TRY IT: Pictures are not part of the copy; retype all the records below exactly.

TASK INPUTS:
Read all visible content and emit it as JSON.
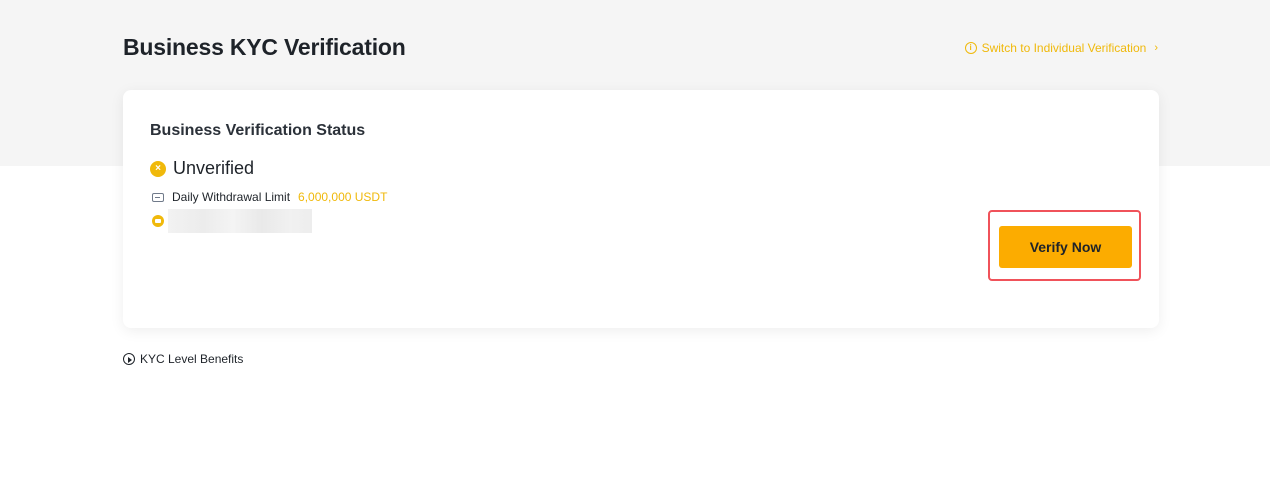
{
  "header": {
    "title": "Business KYC Verification",
    "switch_link_label": "Switch to Individual Verification",
    "switch_link_icon": "info-icon",
    "switch_chevron": "›"
  },
  "status_card": {
    "title": "Business Verification Status",
    "status_icon": "x-circle-icon",
    "status_icon_glyph": "×",
    "status": "Unverified",
    "limit_label": "Daily Withdrawal Limit",
    "limit_value": "6,000,000 USDT",
    "verify_button_label": "Verify Now"
  },
  "footer": {
    "benefits_label": "KYC Level Benefits"
  },
  "colors": {
    "accent": "#f0b90b",
    "button": "#fcac00",
    "highlight_border": "#f0525a",
    "band_background": "#f5f5f5"
  }
}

WRITTEN SOLUTION:
Read all visible content and emit it as JSON.
{
  "header": {
    "title": "Business KYC Verification",
    "switch_link_label": "Switch to Individual Verification",
    "switch_link_icon": "info-icon",
    "switch_chevron": "›"
  },
  "status_card": {
    "title": "Business Verification Status",
    "status_icon": "x-circle-icon",
    "status_icon_glyph": "×",
    "status": "Unverified",
    "limit_label": "Daily Withdrawal Limit",
    "limit_value": "6,000,000 USDT",
    "verify_button_label": "Verify Now"
  },
  "footer": {
    "benefits_label": "KYC Level Benefits"
  },
  "colors": {
    "accent": "#f0b90b",
    "button": "#fcac00",
    "highlight_border": "#f0525a",
    "band_background": "#f5f5f5"
  }
}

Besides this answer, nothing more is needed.